(Exercise) Print each line of the listing once more, precisely as given.

==============================

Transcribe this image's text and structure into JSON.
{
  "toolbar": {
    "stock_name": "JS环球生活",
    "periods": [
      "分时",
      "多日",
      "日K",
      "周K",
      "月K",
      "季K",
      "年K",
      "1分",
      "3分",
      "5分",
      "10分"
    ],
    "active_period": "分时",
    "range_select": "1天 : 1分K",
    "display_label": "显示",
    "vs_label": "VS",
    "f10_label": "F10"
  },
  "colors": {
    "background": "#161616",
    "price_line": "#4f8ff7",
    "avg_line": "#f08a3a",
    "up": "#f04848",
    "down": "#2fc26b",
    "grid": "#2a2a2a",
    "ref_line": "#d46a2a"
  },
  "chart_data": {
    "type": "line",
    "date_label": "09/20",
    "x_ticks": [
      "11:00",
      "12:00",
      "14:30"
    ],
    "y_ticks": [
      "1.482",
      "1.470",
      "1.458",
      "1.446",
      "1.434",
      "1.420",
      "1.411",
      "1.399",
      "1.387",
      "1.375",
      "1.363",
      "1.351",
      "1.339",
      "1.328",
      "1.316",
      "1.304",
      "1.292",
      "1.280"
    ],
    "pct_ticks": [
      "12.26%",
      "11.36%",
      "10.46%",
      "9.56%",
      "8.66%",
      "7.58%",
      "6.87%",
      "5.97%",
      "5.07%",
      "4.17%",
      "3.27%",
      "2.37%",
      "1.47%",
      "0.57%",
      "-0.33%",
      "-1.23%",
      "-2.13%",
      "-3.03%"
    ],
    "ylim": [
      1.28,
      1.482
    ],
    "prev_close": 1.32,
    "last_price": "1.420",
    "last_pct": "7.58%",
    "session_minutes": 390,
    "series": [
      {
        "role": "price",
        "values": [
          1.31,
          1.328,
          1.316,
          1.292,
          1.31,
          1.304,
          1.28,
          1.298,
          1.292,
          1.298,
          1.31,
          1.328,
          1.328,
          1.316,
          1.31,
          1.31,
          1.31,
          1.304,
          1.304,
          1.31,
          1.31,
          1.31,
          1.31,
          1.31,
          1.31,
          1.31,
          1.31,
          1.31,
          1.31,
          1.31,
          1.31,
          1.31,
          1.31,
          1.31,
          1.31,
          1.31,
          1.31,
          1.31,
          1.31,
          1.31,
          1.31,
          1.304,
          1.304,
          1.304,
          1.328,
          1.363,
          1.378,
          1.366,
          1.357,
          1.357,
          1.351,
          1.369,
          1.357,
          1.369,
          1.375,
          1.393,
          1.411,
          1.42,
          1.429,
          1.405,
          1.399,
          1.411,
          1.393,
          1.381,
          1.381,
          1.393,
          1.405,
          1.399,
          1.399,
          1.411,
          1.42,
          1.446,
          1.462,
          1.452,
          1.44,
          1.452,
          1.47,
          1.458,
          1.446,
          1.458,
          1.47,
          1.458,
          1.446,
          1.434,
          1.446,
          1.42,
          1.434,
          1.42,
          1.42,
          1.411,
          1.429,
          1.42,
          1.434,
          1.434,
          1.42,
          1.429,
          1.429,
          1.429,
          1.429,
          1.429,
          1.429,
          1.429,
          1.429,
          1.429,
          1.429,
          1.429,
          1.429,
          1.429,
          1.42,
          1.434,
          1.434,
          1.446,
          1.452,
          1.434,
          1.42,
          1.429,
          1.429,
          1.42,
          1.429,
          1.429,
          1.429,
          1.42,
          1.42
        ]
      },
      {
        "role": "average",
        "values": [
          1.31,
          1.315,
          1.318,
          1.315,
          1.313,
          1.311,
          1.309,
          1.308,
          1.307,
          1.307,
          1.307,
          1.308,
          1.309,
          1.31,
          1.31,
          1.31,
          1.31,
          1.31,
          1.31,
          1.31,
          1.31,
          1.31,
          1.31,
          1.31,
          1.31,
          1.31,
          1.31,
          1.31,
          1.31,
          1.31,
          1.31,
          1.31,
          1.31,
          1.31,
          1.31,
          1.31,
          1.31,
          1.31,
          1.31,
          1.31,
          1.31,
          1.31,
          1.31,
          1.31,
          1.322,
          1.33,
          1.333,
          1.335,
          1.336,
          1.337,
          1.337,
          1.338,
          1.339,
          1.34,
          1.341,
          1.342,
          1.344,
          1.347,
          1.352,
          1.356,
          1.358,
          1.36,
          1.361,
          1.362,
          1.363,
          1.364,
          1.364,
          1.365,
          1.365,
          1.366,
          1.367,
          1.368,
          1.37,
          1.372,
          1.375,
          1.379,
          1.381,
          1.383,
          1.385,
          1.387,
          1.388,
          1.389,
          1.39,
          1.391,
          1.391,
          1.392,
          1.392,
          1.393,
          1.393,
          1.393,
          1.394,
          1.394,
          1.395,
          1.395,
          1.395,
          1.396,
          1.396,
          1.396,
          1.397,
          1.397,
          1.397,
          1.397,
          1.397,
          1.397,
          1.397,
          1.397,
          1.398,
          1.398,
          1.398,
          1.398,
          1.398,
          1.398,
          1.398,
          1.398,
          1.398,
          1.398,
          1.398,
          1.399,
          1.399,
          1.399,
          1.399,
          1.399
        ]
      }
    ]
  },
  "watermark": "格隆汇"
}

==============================

(Solution)
Transcribe this image's text and structure into JSON.
{
  "toolbar": {
    "stock_name": "JS环球生活",
    "periods": [
      "分时",
      "多日",
      "日K",
      "周K",
      "月K",
      "季K",
      "年K",
      "1分",
      "3分",
      "5分",
      "10分"
    ],
    "active_period": "分时",
    "range_select": "1天 : 1分K",
    "display_label": "显示",
    "vs_label": "VS",
    "f10_label": "F10"
  },
  "colors": {
    "background": "#161616",
    "price_line": "#4f8ff7",
    "avg_line": "#f08a3a",
    "up": "#f04848",
    "down": "#2fc26b",
    "grid": "#2a2a2a",
    "ref_line": "#d46a2a"
  },
  "chart_data": {
    "type": "line",
    "date_label": "09/20",
    "x_ticks": [
      "11:00",
      "12:00",
      "14:30"
    ],
    "y_ticks": [
      "1.482",
      "1.470",
      "1.458",
      "1.446",
      "1.434",
      "1.420",
      "1.411",
      "1.399",
      "1.387",
      "1.375",
      "1.363",
      "1.351",
      "1.339",
      "1.328",
      "1.316",
      "1.304",
      "1.292",
      "1.280"
    ],
    "pct_ticks": [
      "12.26%",
      "11.36%",
      "10.46%",
      "9.56%",
      "8.66%",
      "7.58%",
      "6.87%",
      "5.97%",
      "5.07%",
      "4.17%",
      "3.27%",
      "2.37%",
      "1.47%",
      "0.57%",
      "-0.33%",
      "-1.23%",
      "-2.13%",
      "-3.03%"
    ],
    "ylim": [
      1.28,
      1.482
    ],
    "prev_close": 1.32,
    "last_price": "1.420",
    "last_pct": "7.58%",
    "session_minutes": 390,
    "series": [
      {
        "role": "price",
        "values": [
          1.31,
          1.328,
          1.316,
          1.292,
          1.31,
          1.304,
          1.28,
          1.298,
          1.292,
          1.298,
          1.31,
          1.328,
          1.328,
          1.316,
          1.31,
          1.31,
          1.31,
          1.304,
          1.304,
          1.31,
          1.31,
          1.31,
          1.31,
          1.31,
          1.31,
          1.31,
          1.31,
          1.31,
          1.31,
          1.31,
          1.31,
          1.31,
          1.31,
          1.31,
          1.31,
          1.31,
          1.31,
          1.31,
          1.31,
          1.31,
          1.31,
          1.304,
          1.304,
          1.304,
          1.328,
          1.363,
          1.378,
          1.366,
          1.357,
          1.357,
          1.351,
          1.369,
          1.357,
          1.369,
          1.375,
          1.393,
          1.411,
          1.42,
          1.429,
          1.405,
          1.399,
          1.411,
          1.393,
          1.381,
          1.381,
          1.393,
          1.405,
          1.399,
          1.399,
          1.411,
          1.42,
          1.446,
          1.462,
          1.452,
          1.44,
          1.452,
          1.47,
          1.458,
          1.446,
          1.458,
          1.47,
          1.458,
          1.446,
          1.434,
          1.446,
          1.42,
          1.434,
          1.42,
          1.42,
          1.411,
          1.429,
          1.42,
          1.434,
          1.434,
          1.42,
          1.429,
          1.429,
          1.429,
          1.429,
          1.429,
          1.429,
          1.429,
          1.429,
          1.429,
          1.429,
          1.429,
          1.429,
          1.429,
          1.42,
          1.434,
          1.434,
          1.446,
          1.452,
          1.434,
          1.42,
          1.429,
          1.429,
          1.42,
          1.429,
          1.429,
          1.429,
          1.42,
          1.42
        ]
      },
      {
        "role": "average",
        "values": [
          1.31,
          1.315,
          1.318,
          1.315,
          1.313,
          1.311,
          1.309,
          1.308,
          1.307,
          1.307,
          1.307,
          1.308,
          1.309,
          1.31,
          1.31,
          1.31,
          1.31,
          1.31,
          1.31,
          1.31,
          1.31,
          1.31,
          1.31,
          1.31,
          1.31,
          1.31,
          1.31,
          1.31,
          1.31,
          1.31,
          1.31,
          1.31,
          1.31,
          1.31,
          1.31,
          1.31,
          1.31,
          1.31,
          1.31,
          1.31,
          1.31,
          1.31,
          1.31,
          1.31,
          1.322,
          1.33,
          1.333,
          1.335,
          1.336,
          1.337,
          1.337,
          1.338,
          1.339,
          1.34,
          1.341,
          1.342,
          1.344,
          1.347,
          1.352,
          1.356,
          1.358,
          1.36,
          1.361,
          1.362,
          1.363,
          1.364,
          1.364,
          1.365,
          1.365,
          1.366,
          1.367,
          1.368,
          1.37,
          1.372,
          1.375,
          1.379,
          1.381,
          1.383,
          1.385,
          1.387,
          1.388,
          1.389,
          1.39,
          1.391,
          1.391,
          1.392,
          1.392,
          1.393,
          1.393,
          1.393,
          1.394,
          1.394,
          1.395,
          1.395,
          1.395,
          1.396,
          1.396,
          1.396,
          1.397,
          1.397,
          1.397,
          1.397,
          1.397,
          1.397,
          1.397,
          1.397,
          1.398,
          1.398,
          1.398,
          1.398,
          1.398,
          1.398,
          1.398,
          1.398,
          1.398,
          1.398,
          1.398,
          1.399,
          1.399,
          1.399,
          1.399,
          1.399
        ]
      }
    ]
  },
  "watermark": "格隆汇"
}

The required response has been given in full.